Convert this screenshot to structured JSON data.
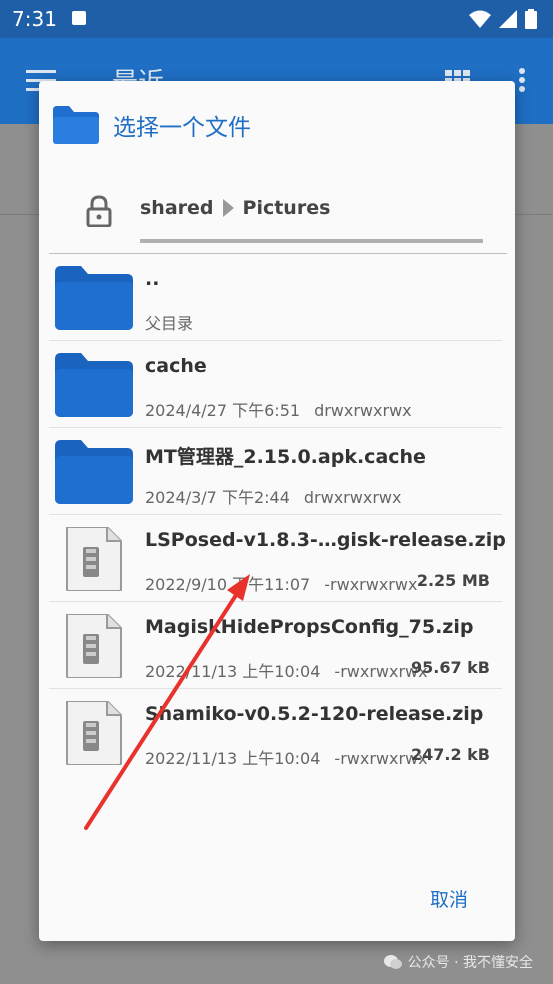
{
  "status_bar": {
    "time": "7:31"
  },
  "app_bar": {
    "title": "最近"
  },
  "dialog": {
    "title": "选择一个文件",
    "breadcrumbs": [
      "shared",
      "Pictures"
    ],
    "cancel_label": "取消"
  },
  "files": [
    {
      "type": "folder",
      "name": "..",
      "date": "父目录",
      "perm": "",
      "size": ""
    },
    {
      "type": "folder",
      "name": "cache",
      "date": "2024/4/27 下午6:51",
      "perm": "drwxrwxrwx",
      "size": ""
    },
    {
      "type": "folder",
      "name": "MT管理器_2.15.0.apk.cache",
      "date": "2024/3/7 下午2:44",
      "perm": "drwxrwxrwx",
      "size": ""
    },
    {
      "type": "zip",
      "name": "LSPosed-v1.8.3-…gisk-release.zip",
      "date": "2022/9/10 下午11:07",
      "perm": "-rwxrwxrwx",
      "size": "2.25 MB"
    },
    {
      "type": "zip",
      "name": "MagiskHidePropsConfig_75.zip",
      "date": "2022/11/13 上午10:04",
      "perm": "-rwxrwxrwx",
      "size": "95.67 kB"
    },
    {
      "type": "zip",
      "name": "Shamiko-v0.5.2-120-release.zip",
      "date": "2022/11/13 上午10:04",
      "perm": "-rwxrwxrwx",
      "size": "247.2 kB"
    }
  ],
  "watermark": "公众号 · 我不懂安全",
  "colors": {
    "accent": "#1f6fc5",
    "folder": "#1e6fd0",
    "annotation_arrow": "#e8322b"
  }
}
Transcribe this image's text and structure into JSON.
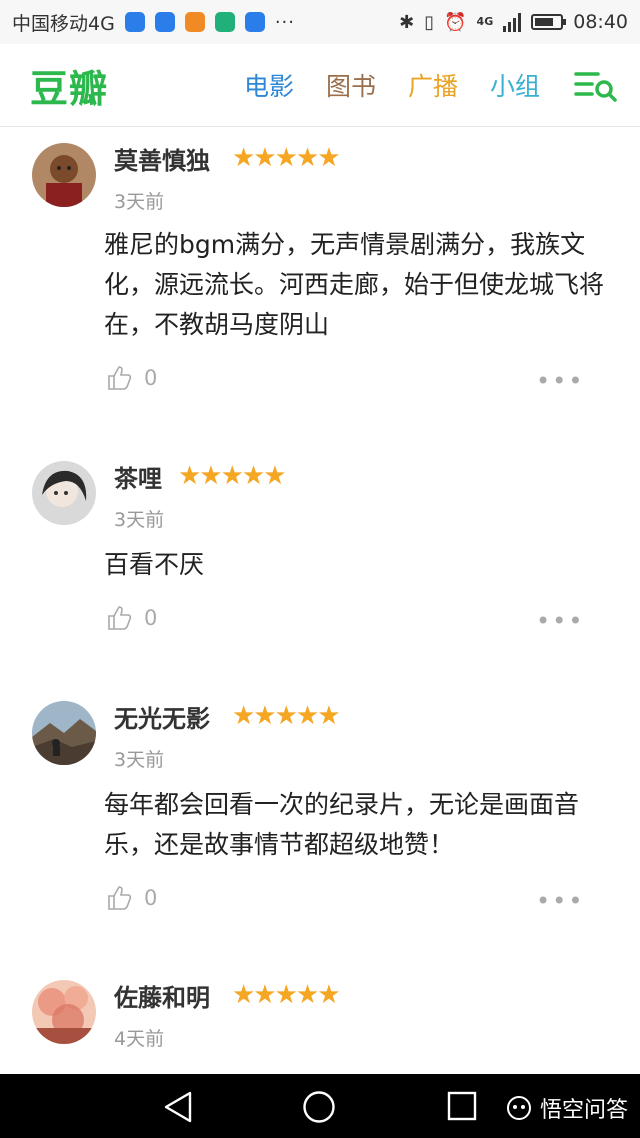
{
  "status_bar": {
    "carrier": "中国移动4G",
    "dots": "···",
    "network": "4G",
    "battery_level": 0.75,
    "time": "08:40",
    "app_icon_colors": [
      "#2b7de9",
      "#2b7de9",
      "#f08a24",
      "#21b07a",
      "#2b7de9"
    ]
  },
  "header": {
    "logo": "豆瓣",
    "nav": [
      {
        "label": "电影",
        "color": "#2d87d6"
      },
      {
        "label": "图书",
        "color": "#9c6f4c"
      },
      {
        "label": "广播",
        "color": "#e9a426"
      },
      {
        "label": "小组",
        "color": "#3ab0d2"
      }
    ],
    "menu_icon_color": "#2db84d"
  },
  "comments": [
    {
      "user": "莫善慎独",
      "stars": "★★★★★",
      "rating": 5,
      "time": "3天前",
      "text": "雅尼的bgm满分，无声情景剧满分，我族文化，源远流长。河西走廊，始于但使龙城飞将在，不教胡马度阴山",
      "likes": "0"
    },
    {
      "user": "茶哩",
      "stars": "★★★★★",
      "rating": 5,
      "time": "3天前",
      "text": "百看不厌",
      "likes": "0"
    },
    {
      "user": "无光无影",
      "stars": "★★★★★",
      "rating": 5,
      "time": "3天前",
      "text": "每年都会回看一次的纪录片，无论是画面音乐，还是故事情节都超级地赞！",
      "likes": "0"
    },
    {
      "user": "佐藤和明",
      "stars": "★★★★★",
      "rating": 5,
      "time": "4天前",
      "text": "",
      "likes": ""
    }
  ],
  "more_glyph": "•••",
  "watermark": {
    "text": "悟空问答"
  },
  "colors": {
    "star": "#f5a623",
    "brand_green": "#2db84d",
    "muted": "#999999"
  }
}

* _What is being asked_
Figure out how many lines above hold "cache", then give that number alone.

* _Task output_
2